In 2010, the shadow cabinet exposed Finlayson's hypocrisy in claiming integrity is determined by how a person treats their enemies compared to their friends, shortly before the Attorney General threw the weight of the government behind an ill-fated attempt to save his close mate Supreme Court Justice Bill Wilson from scandal at the same time he slyly attacked the Saxmere lawyers for exposing the judicial corruption. Wilson resigned but Finlayson consequently lost his chance to meet his "hero" Australian Chief Justice Murray Gleeson, who - after being engaged by the Government to provide an "independent assessment" of Wilson's conduct to the Judicial Conduct Commissioner - was sent packing with $45,000 in the dead of night after Gleeson determined judicial conflicts were rampant in New Zealand. 

Finlayson had to step aside from deciding the Commissioner's later recommendation to convene a judicial conduct panel to investigate his mate Wilson but not before instructing Judicial Conduct Commissioner David Gascoigne to direct Gleeson not to provide his advice in writing so as to avoid any trail. 

Public missteps are few for Finlayson, assisted by programmes which have tightened the lid on information which may compromise his and the government's agenda. New Zealand may lead the world in court suppression orders but it was only last year the law was changed (Criminal Procedures Act 2011) to invoke criminal penalties for public breaches of suppression. Finlayson is convinced the key to increasing foreign investment in New Zealand comes down to improving perception. Despite fiscal budget tightening, Finlayson has ensured Transparency International's "perception index" rates New Zealand high by financially funding the local chapter and portals prepared to adopt the official line that New Zealand is free of corruption. Finlayson has had less success maintaining the perception with the U.S.-based World Justice Project, whose Rule of Law Index ranking of New Zealand fell sharply in 2012. 

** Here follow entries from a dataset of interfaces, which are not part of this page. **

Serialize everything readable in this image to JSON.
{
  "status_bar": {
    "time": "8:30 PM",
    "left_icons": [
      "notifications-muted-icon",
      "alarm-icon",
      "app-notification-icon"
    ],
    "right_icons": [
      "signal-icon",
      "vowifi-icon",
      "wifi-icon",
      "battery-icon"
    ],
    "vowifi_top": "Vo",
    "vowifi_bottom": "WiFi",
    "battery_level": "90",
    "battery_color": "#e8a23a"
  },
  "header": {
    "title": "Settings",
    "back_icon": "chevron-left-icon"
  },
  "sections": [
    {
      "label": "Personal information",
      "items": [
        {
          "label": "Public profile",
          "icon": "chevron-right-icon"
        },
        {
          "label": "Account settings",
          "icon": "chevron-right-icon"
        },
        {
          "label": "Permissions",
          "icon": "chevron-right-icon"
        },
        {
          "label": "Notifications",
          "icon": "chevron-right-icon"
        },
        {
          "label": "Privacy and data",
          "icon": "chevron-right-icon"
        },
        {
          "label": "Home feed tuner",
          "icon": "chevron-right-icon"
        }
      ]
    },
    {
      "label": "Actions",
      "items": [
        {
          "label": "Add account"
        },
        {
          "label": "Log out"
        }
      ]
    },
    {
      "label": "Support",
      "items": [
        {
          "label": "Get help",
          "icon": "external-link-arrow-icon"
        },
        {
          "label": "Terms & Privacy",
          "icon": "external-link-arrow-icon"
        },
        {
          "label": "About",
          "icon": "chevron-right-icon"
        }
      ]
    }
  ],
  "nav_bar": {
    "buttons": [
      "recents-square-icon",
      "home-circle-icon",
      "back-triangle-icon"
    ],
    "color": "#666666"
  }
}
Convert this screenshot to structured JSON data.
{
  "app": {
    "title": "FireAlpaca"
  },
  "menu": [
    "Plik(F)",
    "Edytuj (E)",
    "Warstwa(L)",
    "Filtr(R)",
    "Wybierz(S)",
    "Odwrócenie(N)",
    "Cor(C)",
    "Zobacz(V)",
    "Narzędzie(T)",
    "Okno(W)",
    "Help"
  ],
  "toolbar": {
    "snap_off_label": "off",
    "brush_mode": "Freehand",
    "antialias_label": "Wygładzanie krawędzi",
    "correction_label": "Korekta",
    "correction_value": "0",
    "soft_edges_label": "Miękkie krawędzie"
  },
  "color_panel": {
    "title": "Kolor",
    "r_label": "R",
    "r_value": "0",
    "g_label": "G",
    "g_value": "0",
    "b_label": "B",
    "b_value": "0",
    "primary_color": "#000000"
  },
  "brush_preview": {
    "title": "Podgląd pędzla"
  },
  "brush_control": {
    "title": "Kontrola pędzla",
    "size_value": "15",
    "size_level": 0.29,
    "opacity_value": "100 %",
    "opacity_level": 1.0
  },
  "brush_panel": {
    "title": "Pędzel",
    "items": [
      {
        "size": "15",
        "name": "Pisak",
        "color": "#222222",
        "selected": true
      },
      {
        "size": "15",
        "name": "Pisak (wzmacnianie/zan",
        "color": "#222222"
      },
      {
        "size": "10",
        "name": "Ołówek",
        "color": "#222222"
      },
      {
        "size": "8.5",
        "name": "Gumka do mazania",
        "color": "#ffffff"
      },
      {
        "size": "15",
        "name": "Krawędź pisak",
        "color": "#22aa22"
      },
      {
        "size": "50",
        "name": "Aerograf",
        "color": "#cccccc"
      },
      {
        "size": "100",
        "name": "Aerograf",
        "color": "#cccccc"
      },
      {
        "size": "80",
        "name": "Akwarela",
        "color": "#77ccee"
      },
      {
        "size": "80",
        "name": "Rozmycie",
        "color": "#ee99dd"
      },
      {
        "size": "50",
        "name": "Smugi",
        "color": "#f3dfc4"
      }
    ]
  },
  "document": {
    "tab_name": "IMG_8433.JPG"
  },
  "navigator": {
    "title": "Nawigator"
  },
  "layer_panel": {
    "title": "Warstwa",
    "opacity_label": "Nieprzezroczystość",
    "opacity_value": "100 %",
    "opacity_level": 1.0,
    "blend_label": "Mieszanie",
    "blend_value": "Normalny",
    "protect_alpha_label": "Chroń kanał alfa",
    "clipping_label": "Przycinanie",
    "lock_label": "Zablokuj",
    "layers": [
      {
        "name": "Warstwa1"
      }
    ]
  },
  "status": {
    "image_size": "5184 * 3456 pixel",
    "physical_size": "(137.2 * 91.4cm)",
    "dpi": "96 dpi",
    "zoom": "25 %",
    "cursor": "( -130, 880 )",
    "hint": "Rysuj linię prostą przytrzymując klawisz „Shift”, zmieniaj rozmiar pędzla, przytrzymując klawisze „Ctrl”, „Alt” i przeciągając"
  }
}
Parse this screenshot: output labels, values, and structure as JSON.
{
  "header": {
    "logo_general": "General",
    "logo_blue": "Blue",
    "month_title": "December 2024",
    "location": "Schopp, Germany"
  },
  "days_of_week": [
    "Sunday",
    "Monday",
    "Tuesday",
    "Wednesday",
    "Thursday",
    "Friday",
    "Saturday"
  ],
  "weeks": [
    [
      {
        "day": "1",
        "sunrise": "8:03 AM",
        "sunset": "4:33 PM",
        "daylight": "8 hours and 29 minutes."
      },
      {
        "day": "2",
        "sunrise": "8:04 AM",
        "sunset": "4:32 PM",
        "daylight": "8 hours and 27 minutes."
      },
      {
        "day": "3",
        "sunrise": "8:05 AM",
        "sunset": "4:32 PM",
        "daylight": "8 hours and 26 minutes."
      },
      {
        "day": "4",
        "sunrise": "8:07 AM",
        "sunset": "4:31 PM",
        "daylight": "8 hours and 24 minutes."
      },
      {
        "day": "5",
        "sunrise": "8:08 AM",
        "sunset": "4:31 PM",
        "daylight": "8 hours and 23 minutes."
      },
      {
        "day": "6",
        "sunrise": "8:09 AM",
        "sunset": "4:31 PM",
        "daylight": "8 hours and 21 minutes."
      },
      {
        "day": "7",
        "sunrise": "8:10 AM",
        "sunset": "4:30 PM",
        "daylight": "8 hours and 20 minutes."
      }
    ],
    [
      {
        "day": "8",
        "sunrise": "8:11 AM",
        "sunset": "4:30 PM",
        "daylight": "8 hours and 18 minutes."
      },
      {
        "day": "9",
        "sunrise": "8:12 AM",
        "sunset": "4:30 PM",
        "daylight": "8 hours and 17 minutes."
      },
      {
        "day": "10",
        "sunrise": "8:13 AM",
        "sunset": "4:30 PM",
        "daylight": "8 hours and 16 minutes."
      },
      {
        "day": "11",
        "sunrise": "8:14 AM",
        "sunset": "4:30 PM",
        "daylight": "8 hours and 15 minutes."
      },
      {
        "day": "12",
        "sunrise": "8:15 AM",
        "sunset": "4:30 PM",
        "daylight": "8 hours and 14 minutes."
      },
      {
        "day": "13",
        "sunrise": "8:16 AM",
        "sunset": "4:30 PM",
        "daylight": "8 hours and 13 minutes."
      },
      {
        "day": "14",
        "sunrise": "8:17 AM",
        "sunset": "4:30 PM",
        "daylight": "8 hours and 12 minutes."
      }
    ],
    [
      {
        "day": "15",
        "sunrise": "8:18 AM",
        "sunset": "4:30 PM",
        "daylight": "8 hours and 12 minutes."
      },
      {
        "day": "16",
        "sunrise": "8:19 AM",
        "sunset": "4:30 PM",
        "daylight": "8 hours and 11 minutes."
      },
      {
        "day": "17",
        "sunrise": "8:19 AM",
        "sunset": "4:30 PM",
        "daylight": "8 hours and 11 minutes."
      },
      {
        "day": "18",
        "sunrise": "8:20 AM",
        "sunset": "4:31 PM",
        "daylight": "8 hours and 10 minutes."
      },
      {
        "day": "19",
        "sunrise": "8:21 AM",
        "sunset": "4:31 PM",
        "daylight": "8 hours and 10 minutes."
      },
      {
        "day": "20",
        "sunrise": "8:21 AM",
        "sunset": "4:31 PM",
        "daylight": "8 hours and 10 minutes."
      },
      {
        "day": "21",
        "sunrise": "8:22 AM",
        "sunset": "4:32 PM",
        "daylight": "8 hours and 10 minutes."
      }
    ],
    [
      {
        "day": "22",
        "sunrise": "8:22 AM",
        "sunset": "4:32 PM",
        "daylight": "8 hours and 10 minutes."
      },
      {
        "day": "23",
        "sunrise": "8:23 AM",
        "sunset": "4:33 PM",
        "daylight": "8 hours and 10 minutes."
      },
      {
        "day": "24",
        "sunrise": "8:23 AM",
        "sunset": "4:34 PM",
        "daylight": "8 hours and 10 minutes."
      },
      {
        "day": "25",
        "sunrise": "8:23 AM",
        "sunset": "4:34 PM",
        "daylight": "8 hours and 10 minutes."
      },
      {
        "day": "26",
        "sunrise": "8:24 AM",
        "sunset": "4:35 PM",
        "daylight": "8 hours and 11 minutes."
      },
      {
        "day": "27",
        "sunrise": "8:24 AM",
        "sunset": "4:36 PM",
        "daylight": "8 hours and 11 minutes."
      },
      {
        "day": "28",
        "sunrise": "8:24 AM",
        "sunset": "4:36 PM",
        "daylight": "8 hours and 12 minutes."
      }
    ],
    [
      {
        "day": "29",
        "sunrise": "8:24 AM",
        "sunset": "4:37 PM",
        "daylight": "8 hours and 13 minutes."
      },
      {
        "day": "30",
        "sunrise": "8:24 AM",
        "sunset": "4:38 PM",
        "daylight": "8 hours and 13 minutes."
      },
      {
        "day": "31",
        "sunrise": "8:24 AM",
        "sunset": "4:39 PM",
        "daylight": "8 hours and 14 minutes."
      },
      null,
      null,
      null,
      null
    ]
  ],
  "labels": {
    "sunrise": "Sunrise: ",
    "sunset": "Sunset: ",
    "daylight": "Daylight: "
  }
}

One thing Finlayson can count on is the New Zealand judiciary. In addition to selecting four Supreme Court judges since becoming Attorney General (including Wilson who later resigned), Finlayson has firmly ingratiated himself with the clubby judges by sanctioning new powers by the omnipotent Rules Committee, as well as fronting the watershed case ATTY GENERAL v CHAPMAN SC120/2009 which the Supreme Court used to exempt judicial acts from remedial compliance with the New Zealand Bill of Rights Act 1990 in September 2011. As the culture within Crown Law fomented increased cases of prosecutorial misconduct, Finlayson relied upon the courts to cover up the indiscretions. Still, the sheer number of cases caused enough panic within the Rules Committee that former member Judge John Joyce QC was tasked by Finlayson and Chief Justice Sian Elias with compiling a hit list of "abusers of court process". These include accountant John Slavich who was three times successful in getting District Court judges to approve private prosecutions of the Solicitor General and Deputy Solicitor General for perverting the course of justice, thereby forcing the Solicitor General to invoke his executive powers to stay the prosecutions. Finlayson responded by petitioning the High Court last year to declare Slavich a vexatious litigant. While civil litigants can wait more than a year for a trial fixture half as long, the Attorney General v Slavich case management conference in early December set a week trial fixture to commence 11 March 2013. 

Judging from the New Year's Honours List, Mr Finlayson can be expected to be knighted soon after he leaves office. In the interim Chris Finlasyon QC has truly made his mark as one powerful Man of the Year whose bad side you do not want to be on.